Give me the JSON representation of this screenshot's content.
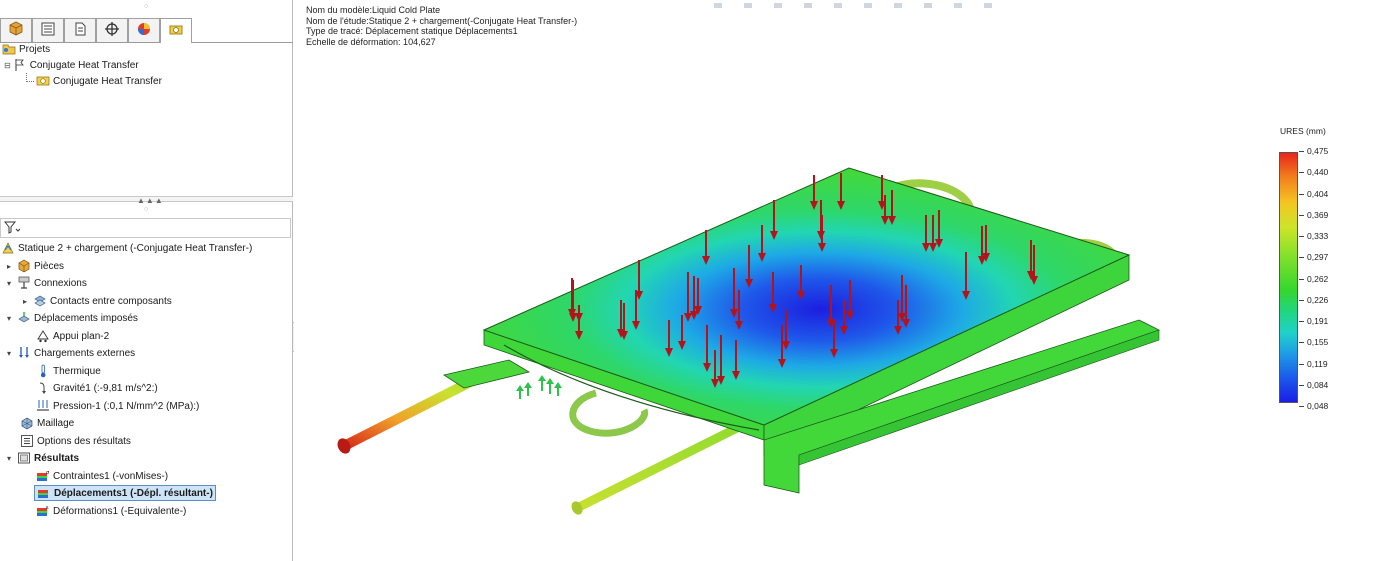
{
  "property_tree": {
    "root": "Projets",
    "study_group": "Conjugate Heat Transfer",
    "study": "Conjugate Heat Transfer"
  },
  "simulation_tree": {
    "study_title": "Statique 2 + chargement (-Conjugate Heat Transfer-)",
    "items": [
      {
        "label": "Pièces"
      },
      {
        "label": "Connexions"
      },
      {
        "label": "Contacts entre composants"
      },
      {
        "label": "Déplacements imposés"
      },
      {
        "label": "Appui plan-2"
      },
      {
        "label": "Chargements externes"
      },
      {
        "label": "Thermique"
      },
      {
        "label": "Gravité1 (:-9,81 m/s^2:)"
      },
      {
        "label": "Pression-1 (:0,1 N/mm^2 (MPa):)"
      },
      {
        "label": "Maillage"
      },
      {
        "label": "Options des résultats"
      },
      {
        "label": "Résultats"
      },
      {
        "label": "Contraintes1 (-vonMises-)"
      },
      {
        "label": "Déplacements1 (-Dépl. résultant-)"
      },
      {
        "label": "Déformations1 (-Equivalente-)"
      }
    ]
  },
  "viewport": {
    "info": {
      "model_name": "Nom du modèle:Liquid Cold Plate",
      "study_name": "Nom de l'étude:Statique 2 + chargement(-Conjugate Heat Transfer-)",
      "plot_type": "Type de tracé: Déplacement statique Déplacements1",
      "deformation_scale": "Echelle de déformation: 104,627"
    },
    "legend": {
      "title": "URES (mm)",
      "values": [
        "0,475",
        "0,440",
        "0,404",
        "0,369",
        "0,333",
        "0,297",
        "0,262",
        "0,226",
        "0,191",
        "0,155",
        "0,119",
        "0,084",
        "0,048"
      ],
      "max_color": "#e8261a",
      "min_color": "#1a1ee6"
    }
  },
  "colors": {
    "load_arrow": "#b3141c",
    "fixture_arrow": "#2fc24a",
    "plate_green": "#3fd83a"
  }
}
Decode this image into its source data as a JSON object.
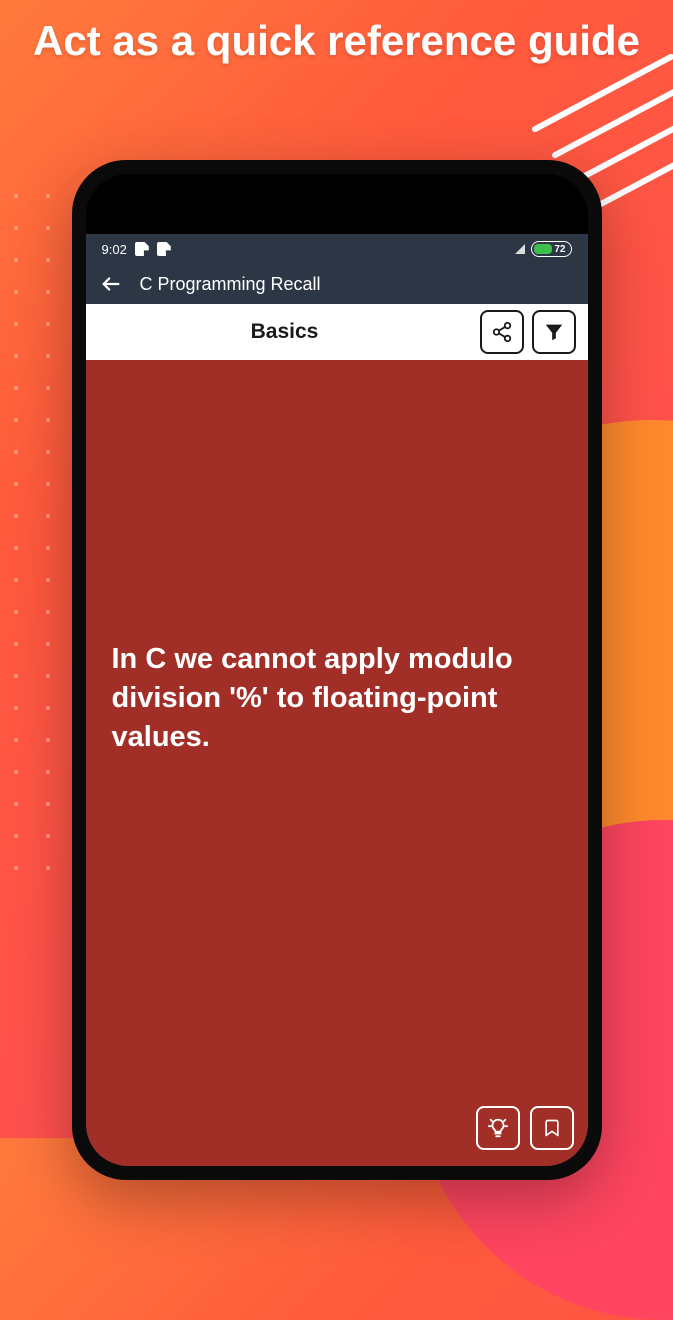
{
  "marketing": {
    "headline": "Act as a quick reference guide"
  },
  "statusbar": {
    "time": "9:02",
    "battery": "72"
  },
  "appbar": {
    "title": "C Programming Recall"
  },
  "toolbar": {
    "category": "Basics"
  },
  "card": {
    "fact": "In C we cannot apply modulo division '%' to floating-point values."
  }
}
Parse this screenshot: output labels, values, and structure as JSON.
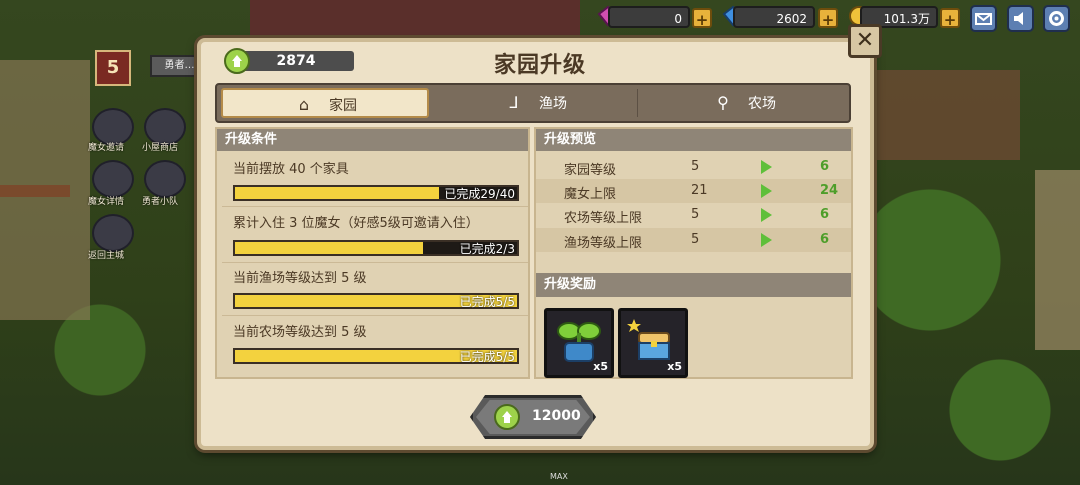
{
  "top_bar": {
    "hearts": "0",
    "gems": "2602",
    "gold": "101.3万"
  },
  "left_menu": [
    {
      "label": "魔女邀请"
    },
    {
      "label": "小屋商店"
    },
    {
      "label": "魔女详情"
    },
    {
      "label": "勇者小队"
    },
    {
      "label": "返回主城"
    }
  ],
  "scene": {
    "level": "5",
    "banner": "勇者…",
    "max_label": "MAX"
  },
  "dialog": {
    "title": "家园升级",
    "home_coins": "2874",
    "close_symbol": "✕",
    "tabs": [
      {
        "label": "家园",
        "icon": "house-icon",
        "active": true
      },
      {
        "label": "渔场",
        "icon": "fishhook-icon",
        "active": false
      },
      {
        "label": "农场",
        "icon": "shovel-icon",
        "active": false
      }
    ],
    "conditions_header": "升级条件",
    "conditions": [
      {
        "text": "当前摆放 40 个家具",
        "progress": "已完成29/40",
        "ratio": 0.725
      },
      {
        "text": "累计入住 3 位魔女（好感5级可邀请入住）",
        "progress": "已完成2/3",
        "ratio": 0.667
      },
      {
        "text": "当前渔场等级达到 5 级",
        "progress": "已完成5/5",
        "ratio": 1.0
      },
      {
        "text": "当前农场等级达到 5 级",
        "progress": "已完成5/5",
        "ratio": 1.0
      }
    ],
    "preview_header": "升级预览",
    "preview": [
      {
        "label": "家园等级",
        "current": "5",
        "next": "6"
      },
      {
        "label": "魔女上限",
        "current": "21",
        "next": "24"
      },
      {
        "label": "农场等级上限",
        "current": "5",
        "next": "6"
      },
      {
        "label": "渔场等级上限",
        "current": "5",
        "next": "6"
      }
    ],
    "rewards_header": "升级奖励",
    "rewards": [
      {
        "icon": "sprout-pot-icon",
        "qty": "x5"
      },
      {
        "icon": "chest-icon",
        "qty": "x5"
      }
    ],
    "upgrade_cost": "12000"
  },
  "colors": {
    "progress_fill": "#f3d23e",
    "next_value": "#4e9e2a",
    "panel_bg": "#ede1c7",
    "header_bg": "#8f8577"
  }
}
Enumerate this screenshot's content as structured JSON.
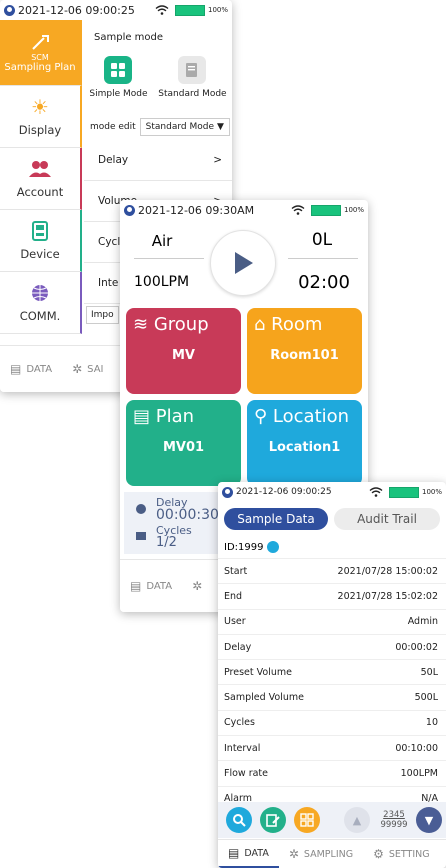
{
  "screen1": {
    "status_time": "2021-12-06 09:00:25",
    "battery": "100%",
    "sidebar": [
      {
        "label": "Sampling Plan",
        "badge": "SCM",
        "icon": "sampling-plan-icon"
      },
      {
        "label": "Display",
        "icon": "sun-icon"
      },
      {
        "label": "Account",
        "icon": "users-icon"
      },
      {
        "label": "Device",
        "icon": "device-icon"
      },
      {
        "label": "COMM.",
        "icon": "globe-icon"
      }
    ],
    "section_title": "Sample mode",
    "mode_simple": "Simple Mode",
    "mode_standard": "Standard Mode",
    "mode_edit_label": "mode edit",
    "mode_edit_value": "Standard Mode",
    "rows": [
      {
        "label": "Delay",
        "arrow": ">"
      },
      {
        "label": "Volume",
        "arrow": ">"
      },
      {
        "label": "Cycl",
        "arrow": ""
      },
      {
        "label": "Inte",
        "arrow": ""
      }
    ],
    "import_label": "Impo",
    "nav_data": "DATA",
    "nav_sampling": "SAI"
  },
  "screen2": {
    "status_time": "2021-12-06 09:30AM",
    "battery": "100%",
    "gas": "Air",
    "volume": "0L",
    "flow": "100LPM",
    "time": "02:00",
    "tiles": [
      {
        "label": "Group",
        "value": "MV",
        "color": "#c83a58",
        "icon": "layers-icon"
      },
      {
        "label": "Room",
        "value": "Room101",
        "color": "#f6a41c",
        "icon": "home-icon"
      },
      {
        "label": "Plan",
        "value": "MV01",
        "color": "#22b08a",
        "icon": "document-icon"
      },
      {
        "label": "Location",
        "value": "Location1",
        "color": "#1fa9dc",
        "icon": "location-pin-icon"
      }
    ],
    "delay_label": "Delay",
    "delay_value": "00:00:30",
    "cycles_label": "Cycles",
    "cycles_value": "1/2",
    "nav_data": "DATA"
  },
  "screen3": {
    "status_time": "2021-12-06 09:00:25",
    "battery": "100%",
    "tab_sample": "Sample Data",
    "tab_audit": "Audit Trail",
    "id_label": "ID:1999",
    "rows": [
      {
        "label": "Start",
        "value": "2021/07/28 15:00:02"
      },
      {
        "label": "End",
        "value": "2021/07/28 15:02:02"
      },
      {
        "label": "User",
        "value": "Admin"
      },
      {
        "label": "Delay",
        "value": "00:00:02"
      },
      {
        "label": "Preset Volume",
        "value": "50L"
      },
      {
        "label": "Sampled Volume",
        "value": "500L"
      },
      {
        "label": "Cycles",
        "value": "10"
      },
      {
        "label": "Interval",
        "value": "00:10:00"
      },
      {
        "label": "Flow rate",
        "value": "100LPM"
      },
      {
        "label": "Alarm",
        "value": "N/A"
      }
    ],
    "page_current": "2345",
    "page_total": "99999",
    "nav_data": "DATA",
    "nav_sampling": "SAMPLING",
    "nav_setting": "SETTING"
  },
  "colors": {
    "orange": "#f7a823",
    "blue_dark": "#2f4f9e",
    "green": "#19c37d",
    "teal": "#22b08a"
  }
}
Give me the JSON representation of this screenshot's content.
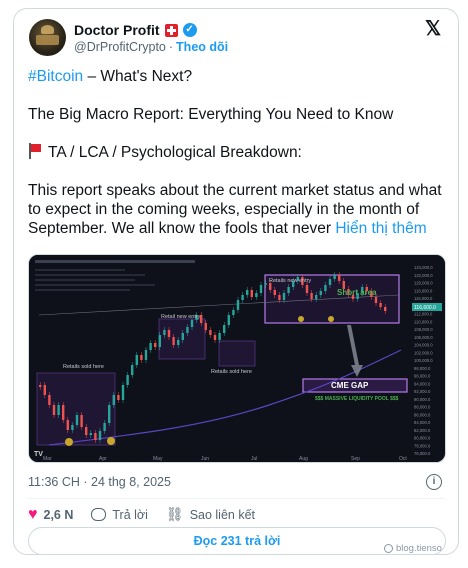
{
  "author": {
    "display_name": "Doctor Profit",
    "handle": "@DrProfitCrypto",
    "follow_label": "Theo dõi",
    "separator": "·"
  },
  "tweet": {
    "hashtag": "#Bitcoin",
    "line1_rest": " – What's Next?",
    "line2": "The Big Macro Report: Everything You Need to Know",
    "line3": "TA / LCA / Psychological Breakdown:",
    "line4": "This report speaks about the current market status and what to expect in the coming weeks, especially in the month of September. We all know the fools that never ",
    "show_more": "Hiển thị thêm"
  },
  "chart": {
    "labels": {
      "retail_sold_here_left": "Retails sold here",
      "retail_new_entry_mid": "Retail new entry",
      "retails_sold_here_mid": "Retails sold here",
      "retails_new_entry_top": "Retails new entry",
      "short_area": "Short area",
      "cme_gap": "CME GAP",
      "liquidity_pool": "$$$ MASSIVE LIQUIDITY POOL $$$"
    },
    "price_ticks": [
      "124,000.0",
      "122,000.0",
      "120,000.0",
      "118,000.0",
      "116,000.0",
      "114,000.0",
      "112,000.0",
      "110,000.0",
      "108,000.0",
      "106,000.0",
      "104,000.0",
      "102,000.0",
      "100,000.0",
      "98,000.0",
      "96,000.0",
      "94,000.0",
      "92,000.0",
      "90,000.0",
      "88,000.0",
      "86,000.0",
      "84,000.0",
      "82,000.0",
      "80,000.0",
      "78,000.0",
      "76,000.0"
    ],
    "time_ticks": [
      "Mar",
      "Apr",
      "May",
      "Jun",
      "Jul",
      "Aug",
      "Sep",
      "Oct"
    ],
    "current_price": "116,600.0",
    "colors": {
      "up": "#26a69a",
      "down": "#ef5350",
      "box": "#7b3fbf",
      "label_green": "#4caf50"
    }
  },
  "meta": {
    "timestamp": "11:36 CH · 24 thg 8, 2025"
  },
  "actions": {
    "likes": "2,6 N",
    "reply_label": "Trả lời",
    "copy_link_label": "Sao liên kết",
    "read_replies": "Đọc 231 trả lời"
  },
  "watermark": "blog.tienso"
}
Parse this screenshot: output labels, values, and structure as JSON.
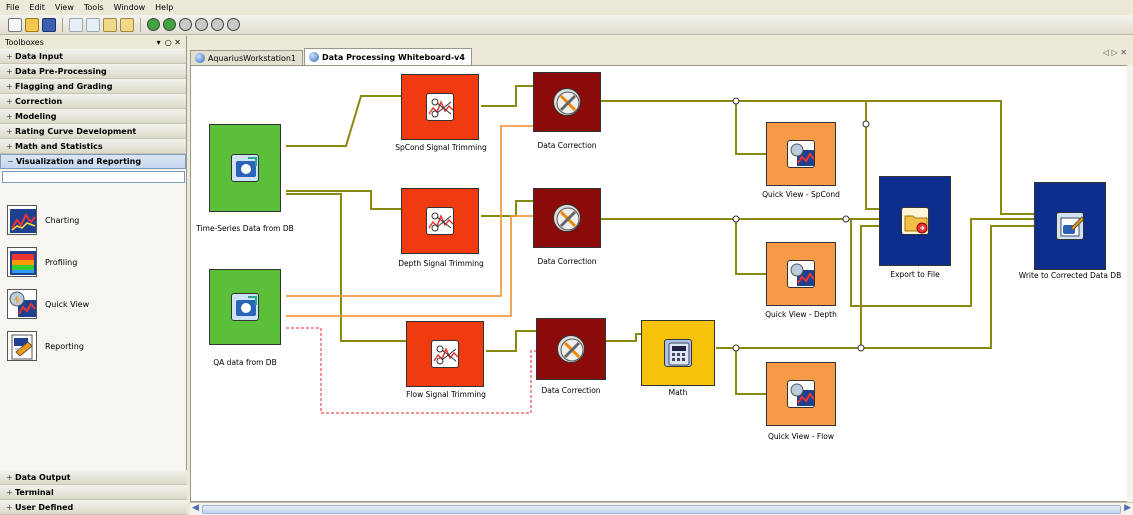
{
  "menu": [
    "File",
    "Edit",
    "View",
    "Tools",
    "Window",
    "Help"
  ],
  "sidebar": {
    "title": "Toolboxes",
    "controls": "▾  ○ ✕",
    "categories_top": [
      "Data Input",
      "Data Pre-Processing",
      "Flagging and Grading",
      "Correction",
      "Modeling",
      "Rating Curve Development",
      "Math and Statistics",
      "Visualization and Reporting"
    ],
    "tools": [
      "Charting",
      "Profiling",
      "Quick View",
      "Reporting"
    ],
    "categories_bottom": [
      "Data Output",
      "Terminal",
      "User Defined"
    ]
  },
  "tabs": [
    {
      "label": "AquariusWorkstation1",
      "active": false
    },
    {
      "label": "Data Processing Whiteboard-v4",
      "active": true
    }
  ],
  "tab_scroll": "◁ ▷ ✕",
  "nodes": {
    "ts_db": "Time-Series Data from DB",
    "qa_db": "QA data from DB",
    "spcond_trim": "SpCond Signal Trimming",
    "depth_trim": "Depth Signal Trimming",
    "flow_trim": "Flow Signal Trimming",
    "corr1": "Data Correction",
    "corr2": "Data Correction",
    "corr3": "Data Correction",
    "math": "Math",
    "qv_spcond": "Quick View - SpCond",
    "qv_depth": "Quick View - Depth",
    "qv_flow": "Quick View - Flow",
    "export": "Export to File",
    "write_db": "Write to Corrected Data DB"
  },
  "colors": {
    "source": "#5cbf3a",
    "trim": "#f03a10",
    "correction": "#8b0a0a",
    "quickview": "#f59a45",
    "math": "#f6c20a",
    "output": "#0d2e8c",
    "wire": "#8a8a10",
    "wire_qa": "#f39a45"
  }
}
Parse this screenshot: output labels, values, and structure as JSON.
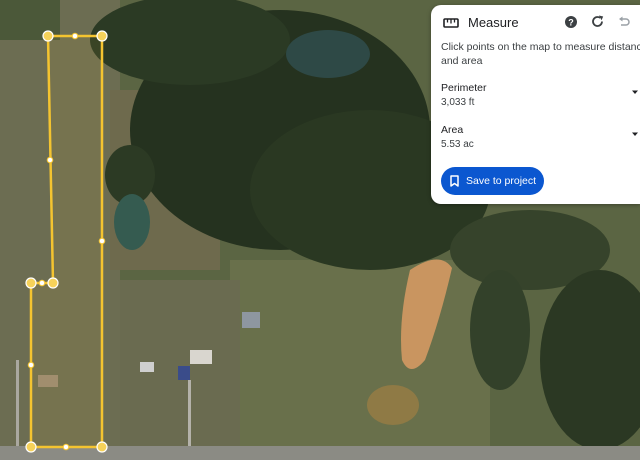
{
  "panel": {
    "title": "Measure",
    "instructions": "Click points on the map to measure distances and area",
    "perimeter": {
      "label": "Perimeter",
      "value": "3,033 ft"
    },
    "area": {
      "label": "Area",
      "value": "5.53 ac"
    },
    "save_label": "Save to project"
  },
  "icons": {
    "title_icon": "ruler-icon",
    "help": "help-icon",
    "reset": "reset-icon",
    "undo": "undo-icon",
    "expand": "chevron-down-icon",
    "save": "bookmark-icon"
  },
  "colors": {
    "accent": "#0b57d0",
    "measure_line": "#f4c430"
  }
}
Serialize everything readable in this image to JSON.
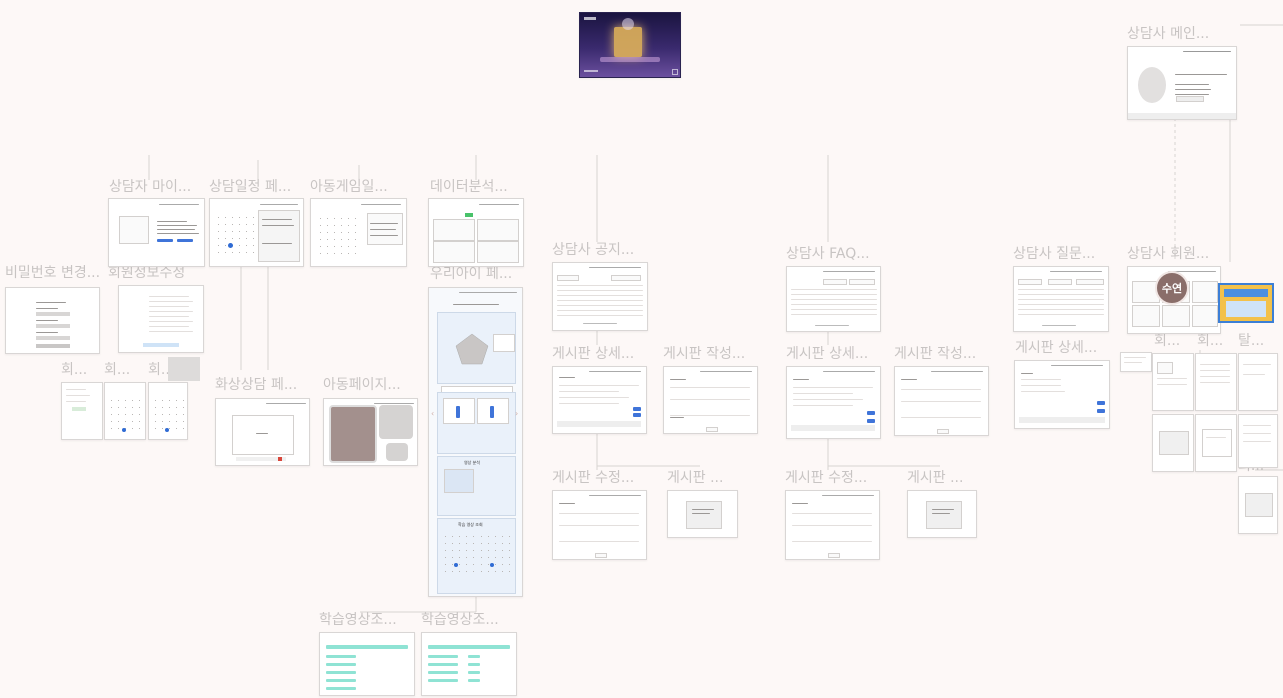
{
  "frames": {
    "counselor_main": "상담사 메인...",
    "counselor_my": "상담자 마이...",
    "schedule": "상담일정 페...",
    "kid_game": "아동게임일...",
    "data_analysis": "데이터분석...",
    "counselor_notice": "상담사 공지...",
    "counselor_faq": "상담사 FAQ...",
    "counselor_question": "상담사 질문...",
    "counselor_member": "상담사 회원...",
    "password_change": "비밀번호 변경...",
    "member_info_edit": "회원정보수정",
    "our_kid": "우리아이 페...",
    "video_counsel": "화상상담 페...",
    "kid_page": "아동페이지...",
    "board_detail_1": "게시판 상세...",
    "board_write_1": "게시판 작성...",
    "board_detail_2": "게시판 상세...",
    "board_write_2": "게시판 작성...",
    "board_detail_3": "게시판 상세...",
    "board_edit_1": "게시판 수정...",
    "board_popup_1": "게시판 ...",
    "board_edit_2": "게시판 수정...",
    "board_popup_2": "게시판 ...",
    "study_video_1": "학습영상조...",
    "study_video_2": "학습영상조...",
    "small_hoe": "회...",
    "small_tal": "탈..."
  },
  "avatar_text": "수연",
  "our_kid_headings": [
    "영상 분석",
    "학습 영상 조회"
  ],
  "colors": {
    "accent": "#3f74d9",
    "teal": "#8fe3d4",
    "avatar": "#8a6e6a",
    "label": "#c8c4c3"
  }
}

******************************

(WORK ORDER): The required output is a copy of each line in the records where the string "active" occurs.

(TASK SOLUTION):
        "active": true
        "active": false
        "active": false
      "active": false
      "active": true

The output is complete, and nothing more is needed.